Building societies have reported a mixed bag of results for 2009, with Yorkshire Building Society seeing pre-tax losses of £12.5m.
The result represents a dramatic fall from the Yorkshire’s position in 2008 when it recorded a pre-tax profit of £8.3m. Provisions on mortgage losses went from £25m in 2008 to £59m 2009.
A statement from the society says the increase in mortgage loss provision is an appropriate step, taken in response to harsh economic conditions.
Gross mortgage lending at the mutual was just £900m for the year while mortgage assets fell by £1.3bn.

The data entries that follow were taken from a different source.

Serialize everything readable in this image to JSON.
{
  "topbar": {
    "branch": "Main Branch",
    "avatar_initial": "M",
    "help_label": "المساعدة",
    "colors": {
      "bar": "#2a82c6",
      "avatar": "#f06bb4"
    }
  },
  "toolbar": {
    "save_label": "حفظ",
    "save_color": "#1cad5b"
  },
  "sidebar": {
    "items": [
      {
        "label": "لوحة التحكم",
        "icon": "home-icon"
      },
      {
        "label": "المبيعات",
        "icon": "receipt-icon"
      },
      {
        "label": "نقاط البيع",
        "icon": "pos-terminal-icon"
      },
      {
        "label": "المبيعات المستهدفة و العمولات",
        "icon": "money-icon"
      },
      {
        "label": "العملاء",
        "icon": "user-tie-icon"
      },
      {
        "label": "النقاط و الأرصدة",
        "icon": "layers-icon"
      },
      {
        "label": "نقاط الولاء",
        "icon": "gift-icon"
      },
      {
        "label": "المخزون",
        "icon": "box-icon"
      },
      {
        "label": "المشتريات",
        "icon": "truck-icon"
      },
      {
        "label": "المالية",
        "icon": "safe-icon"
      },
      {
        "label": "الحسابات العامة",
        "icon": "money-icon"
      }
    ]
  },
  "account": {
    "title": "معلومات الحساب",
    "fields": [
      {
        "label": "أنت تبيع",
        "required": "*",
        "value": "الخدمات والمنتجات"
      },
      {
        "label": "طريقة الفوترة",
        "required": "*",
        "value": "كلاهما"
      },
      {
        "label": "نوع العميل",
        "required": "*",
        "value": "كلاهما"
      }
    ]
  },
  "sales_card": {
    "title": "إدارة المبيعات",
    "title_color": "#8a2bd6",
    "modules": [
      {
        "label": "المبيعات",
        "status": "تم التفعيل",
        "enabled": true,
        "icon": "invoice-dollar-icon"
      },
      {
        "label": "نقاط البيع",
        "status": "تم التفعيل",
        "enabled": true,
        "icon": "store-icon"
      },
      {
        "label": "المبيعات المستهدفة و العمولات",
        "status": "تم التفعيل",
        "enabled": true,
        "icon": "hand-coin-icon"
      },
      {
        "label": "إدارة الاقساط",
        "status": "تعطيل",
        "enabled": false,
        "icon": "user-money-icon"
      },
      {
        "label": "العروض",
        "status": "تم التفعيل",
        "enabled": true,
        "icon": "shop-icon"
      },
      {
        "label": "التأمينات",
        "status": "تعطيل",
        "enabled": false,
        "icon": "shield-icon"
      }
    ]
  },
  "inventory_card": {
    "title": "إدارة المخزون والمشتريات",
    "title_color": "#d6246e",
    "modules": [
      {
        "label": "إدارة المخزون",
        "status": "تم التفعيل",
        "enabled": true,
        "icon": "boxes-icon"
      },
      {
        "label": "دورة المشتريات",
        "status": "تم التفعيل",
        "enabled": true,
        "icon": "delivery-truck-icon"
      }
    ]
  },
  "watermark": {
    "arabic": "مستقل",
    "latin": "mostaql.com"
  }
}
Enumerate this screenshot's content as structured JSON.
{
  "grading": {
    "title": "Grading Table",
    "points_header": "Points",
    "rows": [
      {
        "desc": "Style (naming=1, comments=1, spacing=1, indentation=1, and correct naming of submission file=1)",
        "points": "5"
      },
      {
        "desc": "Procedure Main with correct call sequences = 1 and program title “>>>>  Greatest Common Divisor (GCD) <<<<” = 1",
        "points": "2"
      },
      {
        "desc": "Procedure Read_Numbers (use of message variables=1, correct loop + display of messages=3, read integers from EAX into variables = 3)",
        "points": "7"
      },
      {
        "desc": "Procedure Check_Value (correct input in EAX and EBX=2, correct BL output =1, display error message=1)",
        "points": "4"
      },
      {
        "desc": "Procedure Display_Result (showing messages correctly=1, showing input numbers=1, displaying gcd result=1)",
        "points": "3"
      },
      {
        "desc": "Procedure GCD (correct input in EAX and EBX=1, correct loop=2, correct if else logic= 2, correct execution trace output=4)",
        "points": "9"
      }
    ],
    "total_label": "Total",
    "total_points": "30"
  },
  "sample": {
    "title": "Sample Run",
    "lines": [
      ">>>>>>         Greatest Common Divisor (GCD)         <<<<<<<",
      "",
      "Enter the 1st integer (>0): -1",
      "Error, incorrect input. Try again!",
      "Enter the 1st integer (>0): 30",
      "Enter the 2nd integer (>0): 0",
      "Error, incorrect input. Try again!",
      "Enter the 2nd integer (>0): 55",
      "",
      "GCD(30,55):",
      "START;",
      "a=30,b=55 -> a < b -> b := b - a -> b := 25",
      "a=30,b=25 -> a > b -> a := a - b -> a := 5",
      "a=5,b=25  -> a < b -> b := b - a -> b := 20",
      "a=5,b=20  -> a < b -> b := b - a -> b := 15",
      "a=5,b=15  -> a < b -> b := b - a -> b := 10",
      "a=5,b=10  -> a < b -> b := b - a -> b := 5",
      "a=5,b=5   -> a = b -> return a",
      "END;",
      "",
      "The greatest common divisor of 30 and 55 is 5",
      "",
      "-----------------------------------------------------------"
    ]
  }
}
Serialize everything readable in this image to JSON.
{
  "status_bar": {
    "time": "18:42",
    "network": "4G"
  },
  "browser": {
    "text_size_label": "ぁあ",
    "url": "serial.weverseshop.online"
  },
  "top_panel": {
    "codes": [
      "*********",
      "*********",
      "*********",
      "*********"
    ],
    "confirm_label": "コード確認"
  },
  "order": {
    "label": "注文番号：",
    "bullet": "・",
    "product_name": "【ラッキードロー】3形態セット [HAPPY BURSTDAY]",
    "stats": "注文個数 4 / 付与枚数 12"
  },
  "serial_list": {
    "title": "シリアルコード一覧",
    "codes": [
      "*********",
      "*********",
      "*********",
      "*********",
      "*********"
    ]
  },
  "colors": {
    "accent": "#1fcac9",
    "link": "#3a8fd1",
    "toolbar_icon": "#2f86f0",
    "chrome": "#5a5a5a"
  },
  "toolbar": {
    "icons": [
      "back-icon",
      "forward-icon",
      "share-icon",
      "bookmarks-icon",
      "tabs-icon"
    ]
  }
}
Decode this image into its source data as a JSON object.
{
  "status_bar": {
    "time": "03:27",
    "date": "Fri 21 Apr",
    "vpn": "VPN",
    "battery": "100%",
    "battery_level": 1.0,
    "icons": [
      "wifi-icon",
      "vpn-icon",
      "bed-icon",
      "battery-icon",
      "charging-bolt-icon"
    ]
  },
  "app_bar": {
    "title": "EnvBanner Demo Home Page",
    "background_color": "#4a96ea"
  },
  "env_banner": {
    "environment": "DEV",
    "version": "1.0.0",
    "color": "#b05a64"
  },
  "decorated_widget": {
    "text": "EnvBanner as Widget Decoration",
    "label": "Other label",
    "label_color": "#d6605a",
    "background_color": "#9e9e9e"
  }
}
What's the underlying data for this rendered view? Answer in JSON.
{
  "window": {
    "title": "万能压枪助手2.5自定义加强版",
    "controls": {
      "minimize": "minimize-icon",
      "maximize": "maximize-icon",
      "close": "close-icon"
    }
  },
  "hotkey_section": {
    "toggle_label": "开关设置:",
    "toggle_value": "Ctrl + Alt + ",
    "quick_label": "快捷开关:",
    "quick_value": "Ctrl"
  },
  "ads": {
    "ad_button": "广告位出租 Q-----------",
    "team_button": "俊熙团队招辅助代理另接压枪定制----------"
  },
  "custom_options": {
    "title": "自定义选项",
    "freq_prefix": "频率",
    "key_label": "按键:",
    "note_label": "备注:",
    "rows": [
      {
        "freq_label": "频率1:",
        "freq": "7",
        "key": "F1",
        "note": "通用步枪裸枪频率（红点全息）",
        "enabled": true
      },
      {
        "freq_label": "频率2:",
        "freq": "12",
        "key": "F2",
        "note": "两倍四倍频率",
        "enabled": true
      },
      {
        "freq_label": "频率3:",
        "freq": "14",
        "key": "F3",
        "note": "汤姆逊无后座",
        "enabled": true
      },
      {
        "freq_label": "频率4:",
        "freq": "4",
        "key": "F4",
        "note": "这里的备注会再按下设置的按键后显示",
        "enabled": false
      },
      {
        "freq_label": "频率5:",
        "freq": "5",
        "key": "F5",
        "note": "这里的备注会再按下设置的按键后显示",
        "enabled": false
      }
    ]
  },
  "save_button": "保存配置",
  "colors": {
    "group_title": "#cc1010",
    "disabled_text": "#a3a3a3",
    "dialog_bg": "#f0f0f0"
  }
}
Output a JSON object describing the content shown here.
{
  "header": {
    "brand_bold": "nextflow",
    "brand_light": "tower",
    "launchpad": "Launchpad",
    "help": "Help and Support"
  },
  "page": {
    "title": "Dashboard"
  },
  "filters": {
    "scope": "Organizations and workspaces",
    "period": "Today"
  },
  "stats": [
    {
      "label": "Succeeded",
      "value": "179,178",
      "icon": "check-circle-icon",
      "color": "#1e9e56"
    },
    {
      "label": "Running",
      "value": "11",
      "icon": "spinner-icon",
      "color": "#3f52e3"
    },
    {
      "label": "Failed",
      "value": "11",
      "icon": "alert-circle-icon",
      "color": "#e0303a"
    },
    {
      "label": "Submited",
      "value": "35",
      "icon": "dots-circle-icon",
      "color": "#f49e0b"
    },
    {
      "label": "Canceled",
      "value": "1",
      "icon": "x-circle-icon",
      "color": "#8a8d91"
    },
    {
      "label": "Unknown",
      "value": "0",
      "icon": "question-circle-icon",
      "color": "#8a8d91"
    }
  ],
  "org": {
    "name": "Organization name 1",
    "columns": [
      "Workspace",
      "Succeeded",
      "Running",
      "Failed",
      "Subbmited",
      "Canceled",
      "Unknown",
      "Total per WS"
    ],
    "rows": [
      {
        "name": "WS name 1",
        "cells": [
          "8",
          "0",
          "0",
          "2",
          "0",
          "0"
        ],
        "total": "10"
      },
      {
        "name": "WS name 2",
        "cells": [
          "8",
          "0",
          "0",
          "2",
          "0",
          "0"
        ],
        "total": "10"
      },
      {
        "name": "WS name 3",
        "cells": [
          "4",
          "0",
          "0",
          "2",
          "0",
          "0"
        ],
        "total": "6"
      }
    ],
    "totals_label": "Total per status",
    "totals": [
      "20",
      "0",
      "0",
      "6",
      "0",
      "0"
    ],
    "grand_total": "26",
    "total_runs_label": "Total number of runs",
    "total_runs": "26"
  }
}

Chelsea Building Society, which is set to merge with the Yorkshire, also made a hefty pre-tax loss of £27.1m for the year.
But some mutuals have reported healthy figures, with Skipton Building Society seeing pre-tax profits of £63.5m for 2009 – up £41m on the previous year’s £22.5m.
Skipton now plans to merge with Chesham Building Society, the UK’s smallest mutual.
Chesham cites low interest rates and falling profits from mortgages as reasons for its decision to merge with Skipton.
It says it has been under signifi-cant pressure since the Bank of England lowered its base rate to 0.5% a year ago. This resulted in the society’s earnings from mortgages falling substantially during the period as many of its deals are linked to the base rate.
This, along with the fact that the cost of acquiring and retaining retail deposits has remained high, resulted in the need for the society to hold higher levels of short-term liquid assets.